→ ASSIGNMENT
Images should not appear in the copy, yet every line of the listing below must be printed exactly.

→ DATA SUPPLIED

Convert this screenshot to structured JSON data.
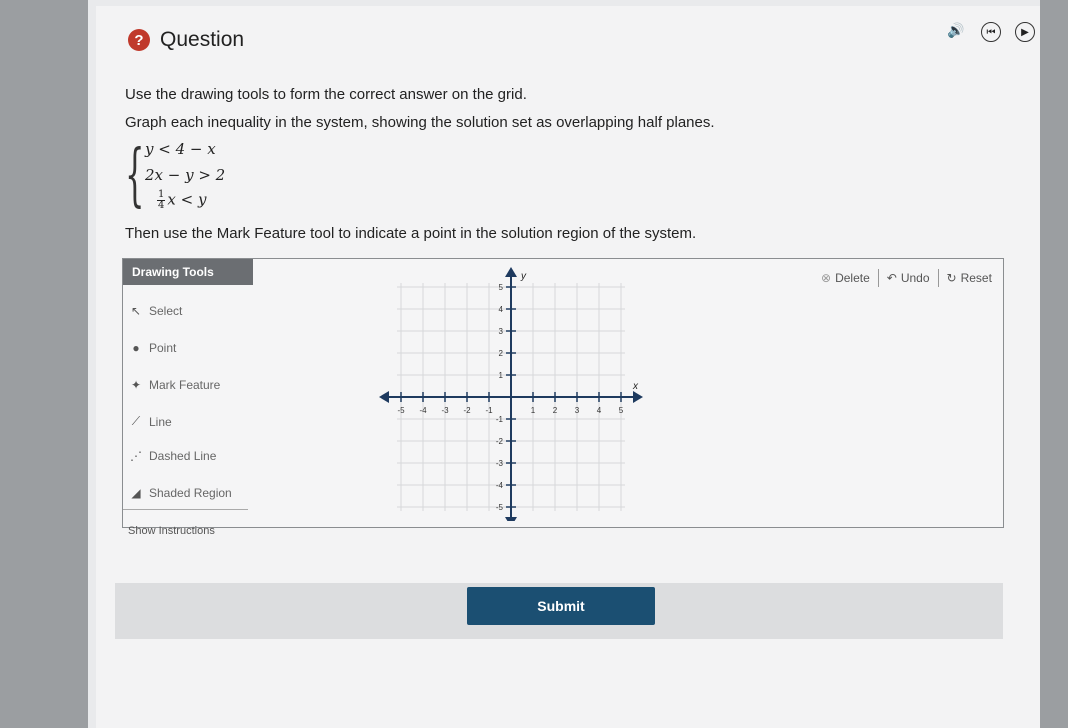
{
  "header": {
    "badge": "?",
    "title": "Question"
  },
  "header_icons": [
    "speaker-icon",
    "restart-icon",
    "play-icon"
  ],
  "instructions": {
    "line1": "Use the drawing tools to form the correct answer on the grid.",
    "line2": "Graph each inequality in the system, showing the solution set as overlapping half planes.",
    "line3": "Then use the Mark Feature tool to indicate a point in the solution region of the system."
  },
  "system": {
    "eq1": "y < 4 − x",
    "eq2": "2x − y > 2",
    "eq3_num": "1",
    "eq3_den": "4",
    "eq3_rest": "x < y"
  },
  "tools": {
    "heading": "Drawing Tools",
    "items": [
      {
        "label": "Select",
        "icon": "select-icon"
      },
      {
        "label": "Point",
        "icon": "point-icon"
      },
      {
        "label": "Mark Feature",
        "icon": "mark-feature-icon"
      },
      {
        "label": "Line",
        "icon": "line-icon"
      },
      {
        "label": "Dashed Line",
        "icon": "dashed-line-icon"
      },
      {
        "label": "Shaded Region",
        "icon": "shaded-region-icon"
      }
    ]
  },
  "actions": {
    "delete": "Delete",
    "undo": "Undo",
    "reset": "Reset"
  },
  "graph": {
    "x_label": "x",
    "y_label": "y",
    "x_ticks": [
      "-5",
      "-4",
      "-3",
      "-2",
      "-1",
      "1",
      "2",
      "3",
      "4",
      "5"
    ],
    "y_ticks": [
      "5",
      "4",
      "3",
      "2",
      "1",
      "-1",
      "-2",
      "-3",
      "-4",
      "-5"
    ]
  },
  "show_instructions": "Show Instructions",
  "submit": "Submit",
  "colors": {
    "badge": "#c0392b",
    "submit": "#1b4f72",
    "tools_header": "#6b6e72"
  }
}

→ FINISHED EXERCISE
Convert this screenshot to structured JSON data.
{
  "header": {
    "badge": "?",
    "title": "Question"
  },
  "header_icons": [
    "speaker-icon",
    "restart-icon",
    "play-icon"
  ],
  "instructions": {
    "line1": "Use the drawing tools to form the correct answer on the grid.",
    "line2": "Graph each inequality in the system, showing the solution set as overlapping half planes.",
    "line3": "Then use the Mark Feature tool to indicate a point in the solution region of the system."
  },
  "system": {
    "eq1": "y < 4 − x",
    "eq2": "2x − y > 2",
    "eq3_num": "1",
    "eq3_den": "4",
    "eq3_rest": "x < y"
  },
  "tools": {
    "heading": "Drawing Tools",
    "items": [
      {
        "label": "Select",
        "icon": "select-icon"
      },
      {
        "label": "Point",
        "icon": "point-icon"
      },
      {
        "label": "Mark Feature",
        "icon": "mark-feature-icon"
      },
      {
        "label": "Line",
        "icon": "line-icon"
      },
      {
        "label": "Dashed Line",
        "icon": "dashed-line-icon"
      },
      {
        "label": "Shaded Region",
        "icon": "shaded-region-icon"
      }
    ]
  },
  "actions": {
    "delete": "Delete",
    "undo": "Undo",
    "reset": "Reset"
  },
  "graph": {
    "x_label": "x",
    "y_label": "y",
    "x_ticks": [
      "-5",
      "-4",
      "-3",
      "-2",
      "-1",
      "1",
      "2",
      "3",
      "4",
      "5"
    ],
    "y_ticks": [
      "5",
      "4",
      "3",
      "2",
      "1",
      "-1",
      "-2",
      "-3",
      "-4",
      "-5"
    ]
  },
  "show_instructions": "Show Instructions",
  "submit": "Submit",
  "colors": {
    "badge": "#c0392b",
    "submit": "#1b4f72",
    "tools_header": "#6b6e72"
  }
}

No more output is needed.